## ASSIGNED TASK
Within the lines below, find those that hold the string "создание" and copy each one.

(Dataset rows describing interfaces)
▬▬▬
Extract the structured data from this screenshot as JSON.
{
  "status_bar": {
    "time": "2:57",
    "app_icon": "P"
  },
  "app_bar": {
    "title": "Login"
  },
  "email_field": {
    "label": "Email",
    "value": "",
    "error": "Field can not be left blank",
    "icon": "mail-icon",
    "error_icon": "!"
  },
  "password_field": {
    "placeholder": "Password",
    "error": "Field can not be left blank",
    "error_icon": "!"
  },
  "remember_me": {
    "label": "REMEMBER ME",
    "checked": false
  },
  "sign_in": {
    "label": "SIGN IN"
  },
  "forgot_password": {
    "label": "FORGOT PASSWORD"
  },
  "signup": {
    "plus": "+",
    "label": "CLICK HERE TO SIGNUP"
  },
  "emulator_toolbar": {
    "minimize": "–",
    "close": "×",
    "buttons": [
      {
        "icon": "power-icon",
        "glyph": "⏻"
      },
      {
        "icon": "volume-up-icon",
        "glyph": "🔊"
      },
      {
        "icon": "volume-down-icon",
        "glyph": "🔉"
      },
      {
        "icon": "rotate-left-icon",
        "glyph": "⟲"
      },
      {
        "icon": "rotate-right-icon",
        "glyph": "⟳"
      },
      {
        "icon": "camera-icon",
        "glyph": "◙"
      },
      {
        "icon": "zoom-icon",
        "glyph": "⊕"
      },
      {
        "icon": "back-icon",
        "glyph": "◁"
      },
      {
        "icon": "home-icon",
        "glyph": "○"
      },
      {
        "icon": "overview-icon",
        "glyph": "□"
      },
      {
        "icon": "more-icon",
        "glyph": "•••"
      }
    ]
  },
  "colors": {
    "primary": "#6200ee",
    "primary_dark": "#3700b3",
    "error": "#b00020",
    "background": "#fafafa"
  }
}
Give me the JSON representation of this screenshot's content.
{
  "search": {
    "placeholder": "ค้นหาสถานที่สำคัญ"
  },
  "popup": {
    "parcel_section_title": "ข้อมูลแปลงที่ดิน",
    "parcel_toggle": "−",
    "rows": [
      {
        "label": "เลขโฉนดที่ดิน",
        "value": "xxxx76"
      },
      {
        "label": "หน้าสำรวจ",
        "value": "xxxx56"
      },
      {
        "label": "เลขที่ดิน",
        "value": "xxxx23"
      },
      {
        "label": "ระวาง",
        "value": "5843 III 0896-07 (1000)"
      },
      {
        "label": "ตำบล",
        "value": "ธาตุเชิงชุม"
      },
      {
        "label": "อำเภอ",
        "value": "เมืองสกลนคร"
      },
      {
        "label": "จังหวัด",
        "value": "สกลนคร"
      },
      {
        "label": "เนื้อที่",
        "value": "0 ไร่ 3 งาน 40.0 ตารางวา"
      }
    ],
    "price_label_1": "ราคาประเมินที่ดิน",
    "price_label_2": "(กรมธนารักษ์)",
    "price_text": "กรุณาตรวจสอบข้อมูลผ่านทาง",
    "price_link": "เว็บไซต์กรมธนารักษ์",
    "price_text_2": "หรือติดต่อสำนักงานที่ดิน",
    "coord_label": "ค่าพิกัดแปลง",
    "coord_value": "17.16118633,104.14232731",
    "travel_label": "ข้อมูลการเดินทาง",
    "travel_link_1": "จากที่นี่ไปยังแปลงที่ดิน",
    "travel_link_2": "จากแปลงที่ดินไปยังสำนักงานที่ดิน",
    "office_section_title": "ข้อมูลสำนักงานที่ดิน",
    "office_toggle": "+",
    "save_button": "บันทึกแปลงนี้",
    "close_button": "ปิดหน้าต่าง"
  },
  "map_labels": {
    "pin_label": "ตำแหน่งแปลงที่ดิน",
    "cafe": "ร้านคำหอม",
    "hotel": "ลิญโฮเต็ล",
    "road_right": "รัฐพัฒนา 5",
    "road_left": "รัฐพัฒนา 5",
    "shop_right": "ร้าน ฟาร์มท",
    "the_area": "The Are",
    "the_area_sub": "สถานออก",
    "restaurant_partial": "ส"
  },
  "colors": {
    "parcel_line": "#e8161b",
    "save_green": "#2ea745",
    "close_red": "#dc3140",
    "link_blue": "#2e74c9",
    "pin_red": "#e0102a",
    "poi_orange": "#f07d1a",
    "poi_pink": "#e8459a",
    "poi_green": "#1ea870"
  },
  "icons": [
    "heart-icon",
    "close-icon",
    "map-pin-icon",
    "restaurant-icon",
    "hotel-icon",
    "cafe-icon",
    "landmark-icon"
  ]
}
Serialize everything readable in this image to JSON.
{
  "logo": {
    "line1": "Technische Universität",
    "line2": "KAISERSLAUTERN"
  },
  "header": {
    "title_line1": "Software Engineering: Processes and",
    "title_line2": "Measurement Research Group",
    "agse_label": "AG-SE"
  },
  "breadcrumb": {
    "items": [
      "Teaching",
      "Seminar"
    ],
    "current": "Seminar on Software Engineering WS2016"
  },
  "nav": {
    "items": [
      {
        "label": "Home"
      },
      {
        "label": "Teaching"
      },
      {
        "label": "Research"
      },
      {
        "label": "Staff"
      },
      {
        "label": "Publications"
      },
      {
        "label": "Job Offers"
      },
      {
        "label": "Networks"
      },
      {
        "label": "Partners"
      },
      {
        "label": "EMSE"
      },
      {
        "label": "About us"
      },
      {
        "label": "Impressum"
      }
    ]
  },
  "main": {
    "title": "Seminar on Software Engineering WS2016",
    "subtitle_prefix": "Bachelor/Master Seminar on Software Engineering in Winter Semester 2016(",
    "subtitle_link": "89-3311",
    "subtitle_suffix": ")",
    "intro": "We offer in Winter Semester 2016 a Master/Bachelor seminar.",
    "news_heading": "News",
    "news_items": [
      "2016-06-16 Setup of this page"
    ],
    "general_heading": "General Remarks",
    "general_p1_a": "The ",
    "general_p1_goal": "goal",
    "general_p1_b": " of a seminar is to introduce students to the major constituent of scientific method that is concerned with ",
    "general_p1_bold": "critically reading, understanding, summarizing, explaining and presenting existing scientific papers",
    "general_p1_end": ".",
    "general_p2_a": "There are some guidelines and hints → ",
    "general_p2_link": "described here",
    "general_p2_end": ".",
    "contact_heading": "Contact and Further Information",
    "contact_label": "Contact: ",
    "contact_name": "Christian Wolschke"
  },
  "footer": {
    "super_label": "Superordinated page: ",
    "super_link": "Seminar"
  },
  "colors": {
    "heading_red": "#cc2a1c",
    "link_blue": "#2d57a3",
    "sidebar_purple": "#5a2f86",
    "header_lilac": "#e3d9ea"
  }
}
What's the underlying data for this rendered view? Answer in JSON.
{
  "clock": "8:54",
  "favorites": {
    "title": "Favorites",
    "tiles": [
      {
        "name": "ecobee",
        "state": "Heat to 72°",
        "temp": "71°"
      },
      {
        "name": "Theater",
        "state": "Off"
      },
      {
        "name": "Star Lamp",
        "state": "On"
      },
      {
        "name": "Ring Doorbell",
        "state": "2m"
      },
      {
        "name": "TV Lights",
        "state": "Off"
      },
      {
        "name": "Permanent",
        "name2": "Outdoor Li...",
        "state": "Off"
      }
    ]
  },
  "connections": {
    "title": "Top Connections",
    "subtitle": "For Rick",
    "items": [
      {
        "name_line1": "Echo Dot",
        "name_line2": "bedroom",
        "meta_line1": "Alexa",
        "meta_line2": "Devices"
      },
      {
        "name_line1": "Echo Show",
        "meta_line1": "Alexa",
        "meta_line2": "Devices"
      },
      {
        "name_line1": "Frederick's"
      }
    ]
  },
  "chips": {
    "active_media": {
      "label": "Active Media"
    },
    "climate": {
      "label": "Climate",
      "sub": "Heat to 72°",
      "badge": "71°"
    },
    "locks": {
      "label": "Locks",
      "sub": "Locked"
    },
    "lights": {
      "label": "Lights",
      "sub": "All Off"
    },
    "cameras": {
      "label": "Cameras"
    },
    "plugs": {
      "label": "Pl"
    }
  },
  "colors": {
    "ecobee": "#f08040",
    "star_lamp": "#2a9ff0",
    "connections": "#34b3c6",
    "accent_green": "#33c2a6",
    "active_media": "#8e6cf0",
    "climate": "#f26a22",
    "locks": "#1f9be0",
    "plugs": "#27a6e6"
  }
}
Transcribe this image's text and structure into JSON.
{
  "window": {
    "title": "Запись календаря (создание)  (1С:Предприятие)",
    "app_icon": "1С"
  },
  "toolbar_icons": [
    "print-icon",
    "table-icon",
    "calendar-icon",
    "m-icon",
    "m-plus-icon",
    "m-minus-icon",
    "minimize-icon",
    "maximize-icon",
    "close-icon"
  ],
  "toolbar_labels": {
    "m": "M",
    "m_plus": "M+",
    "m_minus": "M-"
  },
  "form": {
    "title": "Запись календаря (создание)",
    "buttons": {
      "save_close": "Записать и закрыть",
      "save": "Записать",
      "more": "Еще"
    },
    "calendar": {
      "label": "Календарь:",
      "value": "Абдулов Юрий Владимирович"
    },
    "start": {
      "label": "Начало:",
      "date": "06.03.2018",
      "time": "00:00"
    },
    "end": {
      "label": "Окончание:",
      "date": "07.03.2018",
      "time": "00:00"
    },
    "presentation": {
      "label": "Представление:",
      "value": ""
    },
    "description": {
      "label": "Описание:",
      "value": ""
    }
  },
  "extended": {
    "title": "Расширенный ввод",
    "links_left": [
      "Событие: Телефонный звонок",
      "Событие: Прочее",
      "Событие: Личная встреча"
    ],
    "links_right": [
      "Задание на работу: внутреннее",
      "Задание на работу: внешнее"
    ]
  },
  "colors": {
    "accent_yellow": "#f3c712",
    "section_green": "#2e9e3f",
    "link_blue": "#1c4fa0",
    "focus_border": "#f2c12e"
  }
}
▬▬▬
## TASK OUTPUT
    "title": "Запись календаря (создание)  (1С:Предприятие)",
    "title": "Запись календаря (создание)",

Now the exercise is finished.